I don’t know how theological this post looks, but if Martin Luther was right (“If you want to change the world, pick up your pen”), it’s actually quite theological.
A growing number of writers and/or editors, even those producing academic works, apparently do not know that a comma is necessary both before and after an appositive—a phrase that explains the preceding word or phrase (in bold below):
Correct: John, a professional theologian, has no idea what he is talking about. (BTW, I have no particular “John” in mind.)
Incorrect: John, a professional theologian has no idea what he is talking about. (I have no particular “John” in mind.
I am seeing this error now in virtually everything I read. What’s going on?
(This grammatical error has replaced the comma splice as my pet peeve.

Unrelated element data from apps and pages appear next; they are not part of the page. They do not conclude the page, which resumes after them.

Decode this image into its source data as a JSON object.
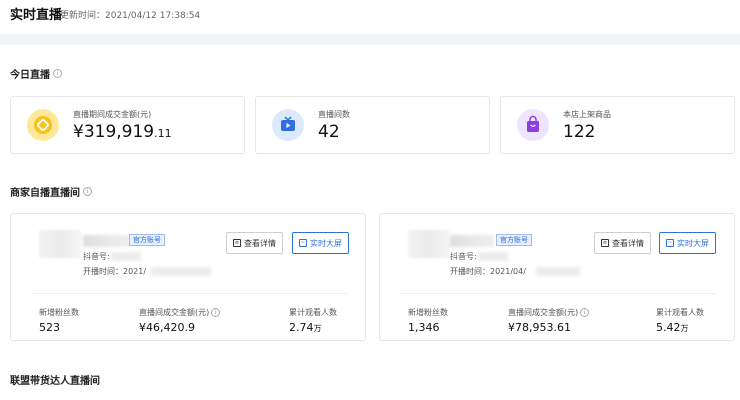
{
  "header": {
    "title": "实时直播",
    "updated_label": "更新时间：2021/04/12 17:38:54"
  },
  "colors": {
    "accent_blue": "#2f6fde",
    "gmv_icon_bg": "#ffe89a",
    "rooms_icon_bg": "#dbeafe",
    "goods_icon_bg": "#efe4ff"
  },
  "today": {
    "title": "今日直播",
    "info_icon": "info-icon",
    "cards": [
      {
        "label": "直播期间成交金额(元)",
        "value_main": "¥319,919",
        "value_small": ".11",
        "icon": "coin-icon"
      },
      {
        "label": "直播间数",
        "value_main": "42",
        "value_small": "",
        "icon": "tv-icon"
      },
      {
        "label": "本店上架商品",
        "value_main": "122",
        "value_small": "",
        "icon": "shopping-bag-icon"
      }
    ]
  },
  "merchant": {
    "title": "商家自播直播间",
    "rooms": [
      {
        "badge": "官方账号",
        "account_label": "抖音号:",
        "start_label": "开播时间：2021/",
        "detail_button": "查看详情",
        "screen_button": "实时大屏",
        "metrics": [
          {
            "label": "新增粉丝数",
            "value_main": "523",
            "value_small": "",
            "info": false
          },
          {
            "label": "直播间成交金额(元)",
            "value_main": "¥46,420.9",
            "value_small": "",
            "info": true
          },
          {
            "label": "累计观看人数",
            "value_main": "2.74",
            "value_small": "万",
            "info": false
          }
        ]
      },
      {
        "badge": "官方账号",
        "account_label": "抖音号:",
        "start_label": "开播时间：2021/04/",
        "detail_button": "查看详情",
        "screen_button": "实时大屏",
        "metrics": [
          {
            "label": "新增粉丝数",
            "value_main": "1,346",
            "value_small": "",
            "info": false
          },
          {
            "label": "直播间成交金额(元)",
            "value_main": "¥78,953.61",
            "value_small": "",
            "info": true
          },
          {
            "label": "累计观看人数",
            "value_main": "5.42",
            "value_small": "万",
            "info": false
          }
        ]
      }
    ]
  },
  "alliance": {
    "title": "联盟带货达人直播间"
  }
}
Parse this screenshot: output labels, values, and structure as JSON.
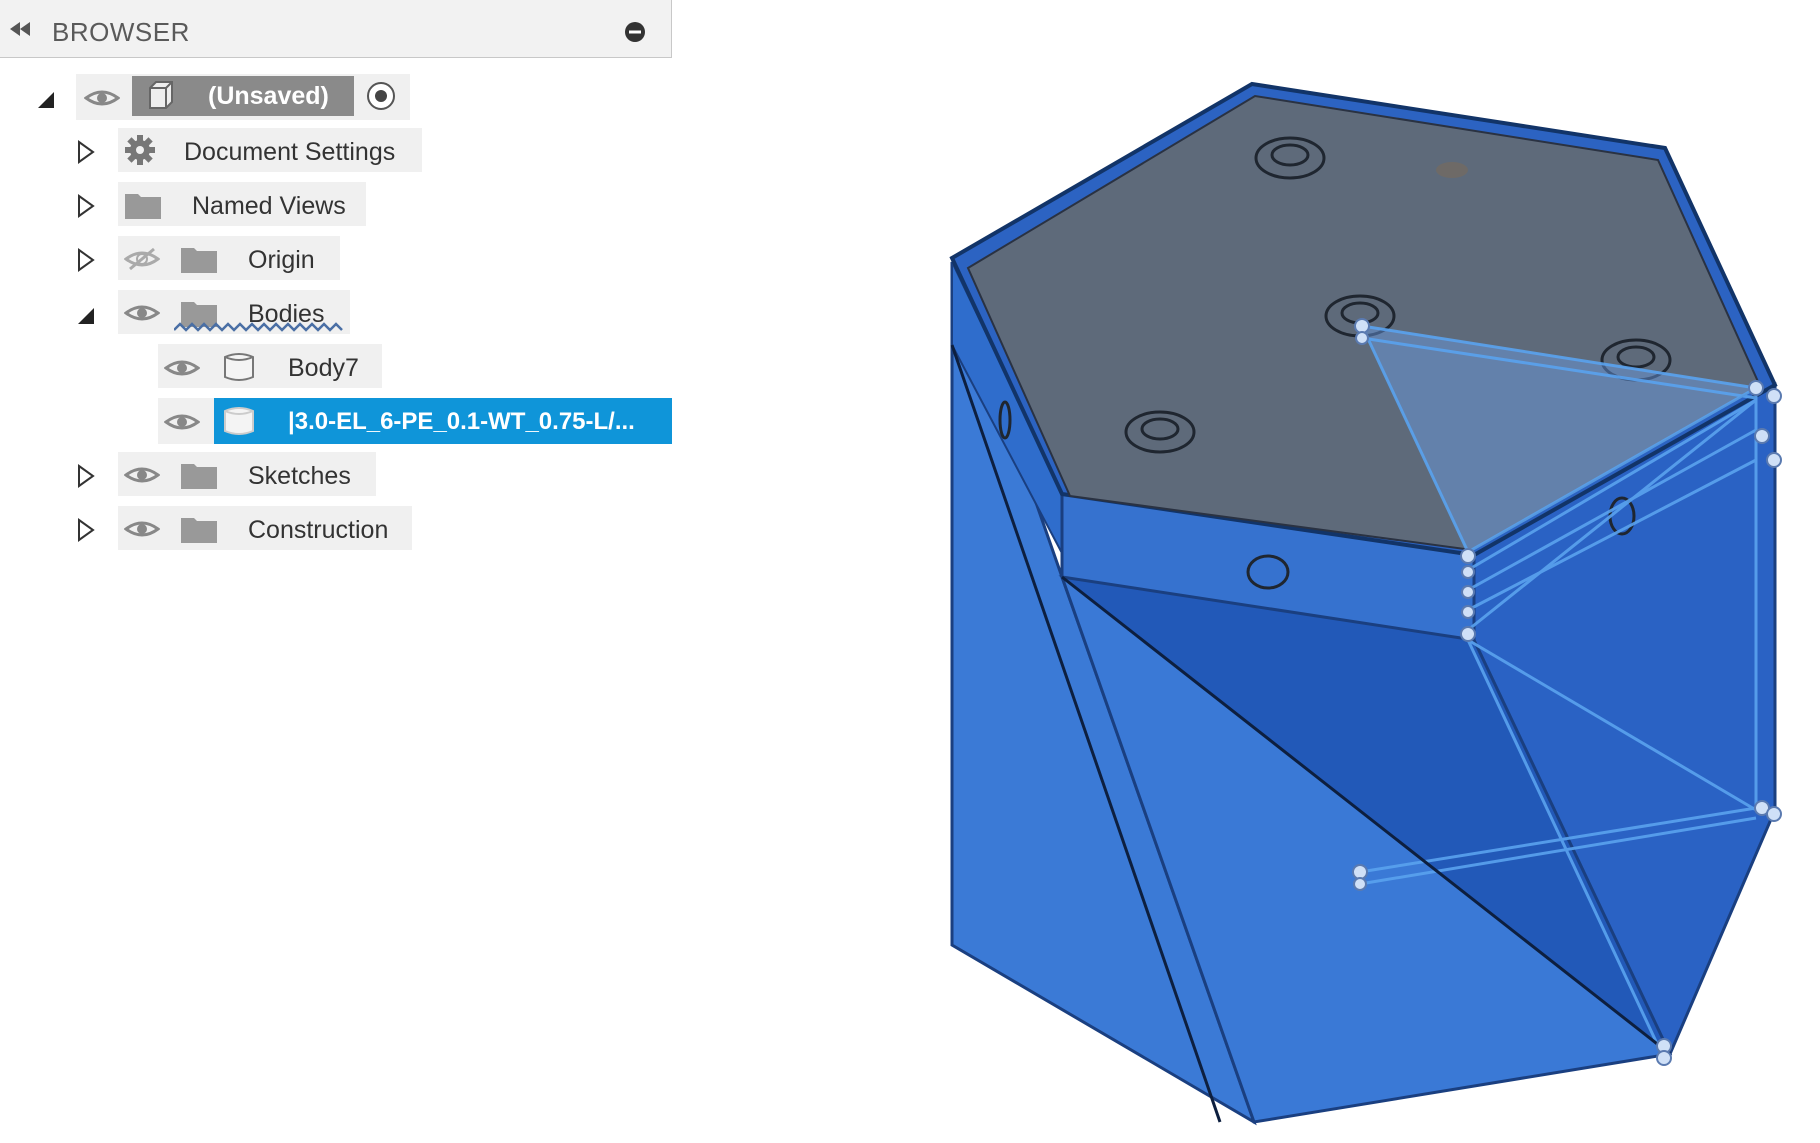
{
  "browser": {
    "title": "BROWSER",
    "root": {
      "label": "(Unsaved)"
    },
    "items": [
      {
        "label": "Document Settings",
        "icon": "gear-icon"
      },
      {
        "label": "Named Views",
        "icon": "folder-icon"
      },
      {
        "label": "Origin",
        "icon": "folder-icon",
        "visible": false
      },
      {
        "label": "Bodies",
        "icon": "folder-icon",
        "expanded": true
      },
      {
        "label": "Body7",
        "icon": "body-icon"
      },
      {
        "label": "|3.0-EL_6-PE_0.1-WT_0.75-L/...",
        "icon": "body-icon",
        "selected": true
      },
      {
        "label": "Sketches",
        "icon": "folder-icon"
      },
      {
        "label": "Construction",
        "icon": "folder-icon"
      }
    ]
  },
  "colors": {
    "selection": "#0f95d9",
    "body_blue": "#2f6fd0",
    "top_face": "#5f6a78"
  }
}
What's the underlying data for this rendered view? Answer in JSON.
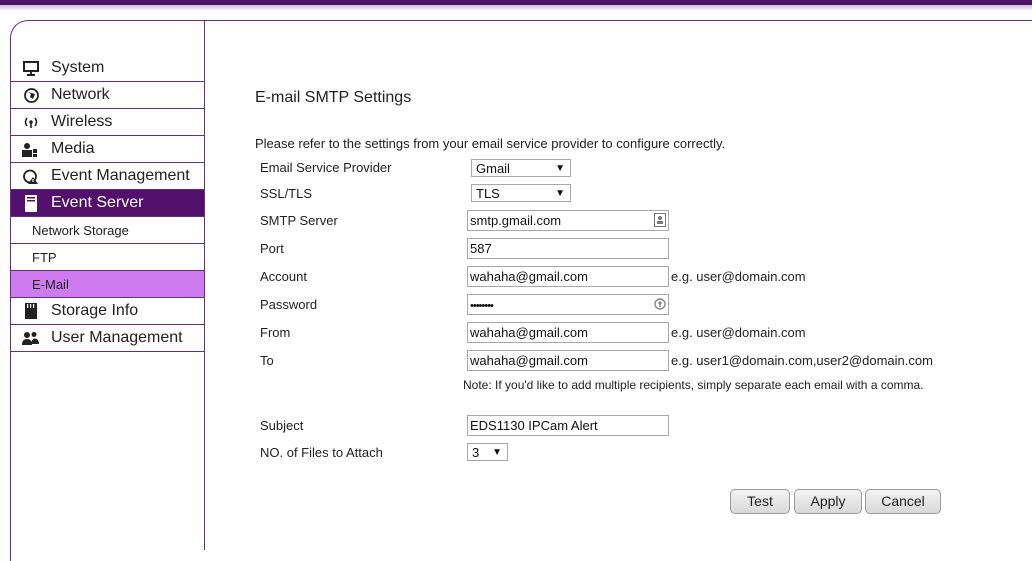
{
  "nav": {
    "system": "System",
    "network": "Network",
    "wireless": "Wireless",
    "media": "Media",
    "event_management": "Event Management",
    "event_server": "Event Server",
    "sub_network_storage": "Network Storage",
    "sub_ftp": "FTP",
    "sub_email": "E-Mail",
    "storage_info": "Storage Info",
    "user_management": "User Management"
  },
  "page": {
    "title": "E-mail SMTP Settings",
    "intro": "Please refer to the settings from your email service provider to configure correctly."
  },
  "form": {
    "provider_label": "Email Service Provider",
    "provider_value": "Gmail",
    "ssl_label": "SSL/TLS",
    "ssl_value": "TLS",
    "smtp_label": "SMTP Server",
    "smtp_value": "smtp.gmail.com",
    "port_label": "Port",
    "port_value": "587",
    "account_label": "Account",
    "account_value": "wahaha@gmail.com",
    "account_hint": "e.g. user@domain.com",
    "password_label": "Password",
    "password_value": "••••••••",
    "from_label": "From",
    "from_value": "wahaha@gmail.com",
    "from_hint": "e.g. user@domain.com",
    "to_label": "To",
    "to_value": "wahaha@gmail.com",
    "to_hint": "e.g. user1@domain.com,user2@domain.com",
    "note": "Note: If you'd like to add multiple recipients, simply separate each email with a comma.",
    "subject_label": "Subject",
    "subject_value": "EDS1130 IPCam Alert",
    "files_label": "NO. of Files to Attach",
    "files_value": "3"
  },
  "buttons": {
    "test": "Test",
    "apply": "Apply",
    "cancel": "Cancel"
  },
  "colors": {
    "accent": "#520f6c",
    "selected": "#cf7bf0",
    "border": "#6b2c84"
  }
}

The comma splice is the misuse of a comma to connect two independent clauses that ought to be separated by a period or semi-colon, connected by a conjunction, or converted into one independent and one dependent clause.)